- Total Confident Earnings Can Withstand Volatile in Oil Prices
French oil major Total said Thursday it planned to increase its dividend to shareholders as it expressed confidence earnings could withstand the current volatility in oil prices.
Total said in a statement that its headline net profit soared 22 percent to $6.2 billion (5.8 billion euros) in 2016.
However, the adjusted net profit, which is tracked by analysts because it excludes one-off items, fell by 21 percent to $8.3 billion.
And revenues were down nine percent at $149.7 billion.
Oil prices “were highly volatile in 2016, fluctuating between $27 per barrel and $58 per barrel,” said chief executive Patrick Pouyanne.
The average price of oil declined by 17 percent and the average price of gas by 25 percent, he noted.
“In this difficult environment, the group demonstrated its resilience by generating adjusted net income of $8.3 billion,” Pouyanne said.
“In this context, the board of directors proposes to increase the dividend, despite the volatility of hydrocarbon prices, to 2.45 euros per share. This demonstrates the board’s confidence in the strength of the group’s results and balance sheet as well as its prospects for cash flow growth.”
In the fourth quarter of 2016 alone, Total said its revenues grew by 12 percent to $42.3 billion and adjusted net profit was up 16 percent at $2.4 billion.
The unadjusted, or headline, earnings figure swung back to a profit from a year-earlier loss, driven by a rebound in oil prices to $50-$55 following a deal reached by oil producers in December to slash output by almost two million barrels per day.
The oil market still had not stabilised, said CEO Pouyanne, pointing out that the price of oil was still only half of what it had been in mid-2014. And he predicted “some volatility” in 2017.
Nevertheless, the CEO insisted he was “optimistic. We’ve shown that we’re capable of adapting.”
Among the other oil majors, only US-based Chevron has increased its payout to shareholders, while Shell, BP and Exxonmobil have all decided to leave their dividends unchanged.
After investing $18.3 billion in 2016, Total plans to lower investments to $16-17 billion this year and cut costs by $3.5 billion, Pouyanne continued.
At around 1000 GMT, Total shares were outperforming the overall market on the Paris stock exchange, adding 0.7 percent while the blue-chip CAC 40 index was up 0.4 percent.
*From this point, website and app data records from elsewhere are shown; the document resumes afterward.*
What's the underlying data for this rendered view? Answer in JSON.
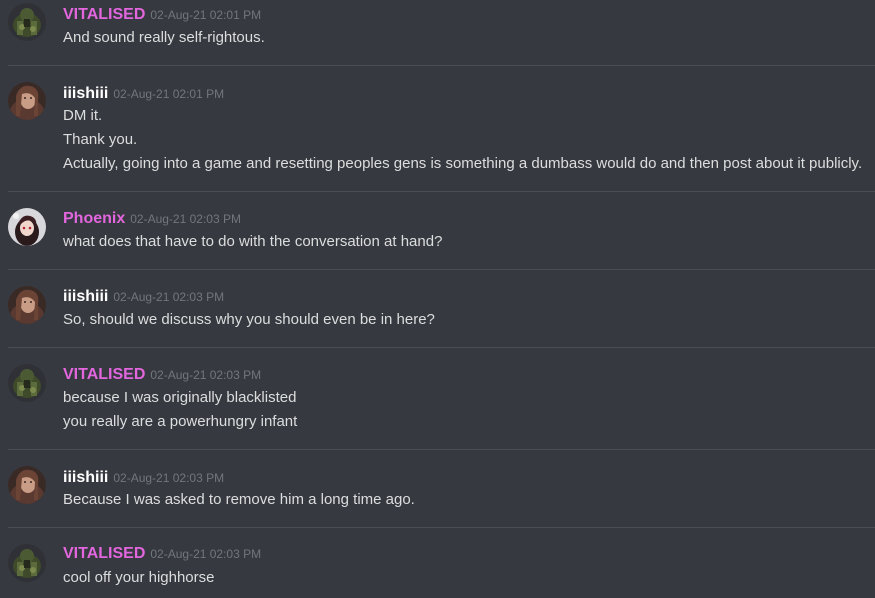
{
  "colors": {
    "background": "#36393f",
    "text": "#dcddde",
    "timestamp": "#72767d",
    "vitalised": "#e266dd",
    "iiishiii": "#ffffff",
    "phoenix": "#e266dd"
  },
  "messages": [
    {
      "author": "VITALISED",
      "avatar_icon": "soldier-avatar-icon",
      "timestamp": "02-Aug-21 02:01 PM",
      "lines": [
        "And sound really self-rightous."
      ]
    },
    {
      "author": "iiishiii",
      "avatar_icon": "woman-avatar-icon",
      "timestamp": "02-Aug-21 02:01 PM",
      "lines": [
        "DM it.",
        "Thank you.",
        "Actually, going into a game and resetting peoples gens is something a dumbass would do and then post about it publicly."
      ]
    },
    {
      "author": "Phoenix",
      "avatar_icon": "anime-avatar-icon",
      "timestamp": "02-Aug-21 02:03 PM",
      "lines": [
        "what does that have to do with the conversation at hand?"
      ]
    },
    {
      "author": "iiishiii",
      "avatar_icon": "woman-avatar-icon",
      "timestamp": "02-Aug-21 02:03 PM",
      "lines": [
        "So, should we discuss why you should even be in here?"
      ]
    },
    {
      "author": "VITALISED",
      "avatar_icon": "soldier-avatar-icon",
      "timestamp": "02-Aug-21 02:03 PM",
      "lines": [
        "because I was originally blacklisted",
        "you really are a powerhungry infant"
      ]
    },
    {
      "author": "iiishiii",
      "avatar_icon": "woman-avatar-icon",
      "timestamp": "02-Aug-21 02:03 PM",
      "lines": [
        "Because I was asked to remove him a long time ago."
      ]
    },
    {
      "author": "VITALISED",
      "avatar_icon": "soldier-avatar-icon",
      "timestamp": "02-Aug-21 02:03 PM",
      "lines": [
        "cool off your highhorse"
      ]
    }
  ]
}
Analysts at RBC Capital Markets welcomed the group’s “solid results” while a Paris-based analyst predicted that Total “will outperform its rivals in the short to medium term.”